To be adopted, the Oxford test may "need to not only distinguish a targeted pathogen, such as SARS-CoV-2, from other respiratory viruses and the absence of virus, but also accurately identify multiple pathogens," Clancy said.
Its future success could depend on the breadth of its panel and how well it performs for all targets, he said, and added that he believes the advantage of a five-minute turnaround time versus a 15-minute turnaround time for rapid antigen testing is likely to be less relevant in practice.
"If they get the company going, it will be interesting to see what they are able to do with the technology," Clancy said. "I can see a need for a comprehensive, fast, accurate, and cheap respiratory pathogen panel, [but] can they deliver one with this technology?"
Shiaelis said he believes that getting from the current prototype to a product that tests for multiple respiratory infections is achievable.
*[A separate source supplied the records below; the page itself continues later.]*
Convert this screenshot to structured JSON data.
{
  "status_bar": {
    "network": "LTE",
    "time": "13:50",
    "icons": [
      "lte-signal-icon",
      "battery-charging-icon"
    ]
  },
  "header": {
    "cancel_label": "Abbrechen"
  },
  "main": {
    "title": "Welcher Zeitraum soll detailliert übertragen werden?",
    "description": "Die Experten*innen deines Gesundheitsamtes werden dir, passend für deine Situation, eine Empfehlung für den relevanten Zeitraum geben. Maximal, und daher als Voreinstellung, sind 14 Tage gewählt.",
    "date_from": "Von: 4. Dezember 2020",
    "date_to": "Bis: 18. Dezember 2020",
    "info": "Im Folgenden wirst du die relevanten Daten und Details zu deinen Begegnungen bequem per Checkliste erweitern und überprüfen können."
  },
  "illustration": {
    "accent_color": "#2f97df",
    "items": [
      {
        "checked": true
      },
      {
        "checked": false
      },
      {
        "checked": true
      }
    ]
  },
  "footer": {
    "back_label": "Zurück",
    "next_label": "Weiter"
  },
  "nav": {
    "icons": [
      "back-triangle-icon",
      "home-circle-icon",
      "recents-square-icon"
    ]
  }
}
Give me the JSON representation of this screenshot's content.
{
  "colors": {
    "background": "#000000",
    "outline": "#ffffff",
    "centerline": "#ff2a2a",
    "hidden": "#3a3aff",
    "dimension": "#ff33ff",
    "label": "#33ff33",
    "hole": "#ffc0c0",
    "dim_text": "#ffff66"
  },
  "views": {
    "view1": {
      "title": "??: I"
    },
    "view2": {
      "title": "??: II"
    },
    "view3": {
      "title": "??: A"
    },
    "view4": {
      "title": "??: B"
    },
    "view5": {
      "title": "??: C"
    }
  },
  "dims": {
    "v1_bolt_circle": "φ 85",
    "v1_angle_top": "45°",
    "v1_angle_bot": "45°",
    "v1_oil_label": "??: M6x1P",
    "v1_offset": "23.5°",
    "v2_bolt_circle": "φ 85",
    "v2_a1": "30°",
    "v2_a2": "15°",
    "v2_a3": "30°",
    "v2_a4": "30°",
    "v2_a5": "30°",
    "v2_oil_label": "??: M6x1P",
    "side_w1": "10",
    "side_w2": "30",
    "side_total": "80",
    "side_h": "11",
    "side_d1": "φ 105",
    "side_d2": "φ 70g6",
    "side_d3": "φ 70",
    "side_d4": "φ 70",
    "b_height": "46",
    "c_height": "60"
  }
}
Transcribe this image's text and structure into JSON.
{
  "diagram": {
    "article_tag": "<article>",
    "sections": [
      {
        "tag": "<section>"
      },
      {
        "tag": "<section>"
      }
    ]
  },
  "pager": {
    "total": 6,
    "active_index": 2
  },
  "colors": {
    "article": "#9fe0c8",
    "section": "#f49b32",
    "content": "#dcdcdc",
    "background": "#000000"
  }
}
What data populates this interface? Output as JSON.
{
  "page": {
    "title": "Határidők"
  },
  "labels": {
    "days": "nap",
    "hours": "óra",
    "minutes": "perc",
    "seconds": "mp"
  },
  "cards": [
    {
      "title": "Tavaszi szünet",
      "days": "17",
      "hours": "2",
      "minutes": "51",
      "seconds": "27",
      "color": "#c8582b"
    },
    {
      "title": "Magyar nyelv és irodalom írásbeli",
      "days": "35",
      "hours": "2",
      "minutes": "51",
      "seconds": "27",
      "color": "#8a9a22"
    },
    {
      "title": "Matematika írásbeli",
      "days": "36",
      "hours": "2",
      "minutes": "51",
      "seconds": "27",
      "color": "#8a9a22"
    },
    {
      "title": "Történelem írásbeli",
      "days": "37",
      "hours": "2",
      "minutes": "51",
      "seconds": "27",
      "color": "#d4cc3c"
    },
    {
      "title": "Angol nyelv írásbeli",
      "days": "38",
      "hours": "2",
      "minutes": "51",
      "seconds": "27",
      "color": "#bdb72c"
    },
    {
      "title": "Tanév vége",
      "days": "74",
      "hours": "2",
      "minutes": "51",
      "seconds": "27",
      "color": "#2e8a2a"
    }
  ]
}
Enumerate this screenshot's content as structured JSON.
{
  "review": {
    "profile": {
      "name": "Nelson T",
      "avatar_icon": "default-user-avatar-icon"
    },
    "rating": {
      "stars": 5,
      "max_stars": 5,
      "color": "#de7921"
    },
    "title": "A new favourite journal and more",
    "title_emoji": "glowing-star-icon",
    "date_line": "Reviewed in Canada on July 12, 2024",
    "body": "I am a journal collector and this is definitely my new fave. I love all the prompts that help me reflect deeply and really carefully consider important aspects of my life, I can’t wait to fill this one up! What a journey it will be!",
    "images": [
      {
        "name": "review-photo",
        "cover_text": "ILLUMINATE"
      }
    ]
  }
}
The current prototype needs further development and its components need to be integrated to form a production prototype, so the group is seeking an undisclosed amount of funding from private investors to support those development efforts.
"What is left is just an engineering challenge ─ to optimize the assay, design the production prototypes, and prepare them for production," he said. "It's nothing that hasn't been done already."
The specific design of a production instrument is yet to be determined. "The final instrument will work autonomously and could, for example, resemble a vending machine where you provide the sample and get a result within a few minutes," he said. "Now that we have good results in the study, [one of the next steps] is to design prototypes to serve the needs of different test settings."
The price of testing is also to be determined, but the researchers are aiming for a price per test and instrument that is "significantly cheaper than RT-PCR testing," Shiaelis said.
He and Nicole Robb, a fellow researcher and test developer at the University of Oxford, are planning the spinout and identifying a leadership team.
They are looking to collaborate with manufacturers or outsource production and are sketching plans for marketing and sales, but "there is nothing concrete yet," Shiaelis said.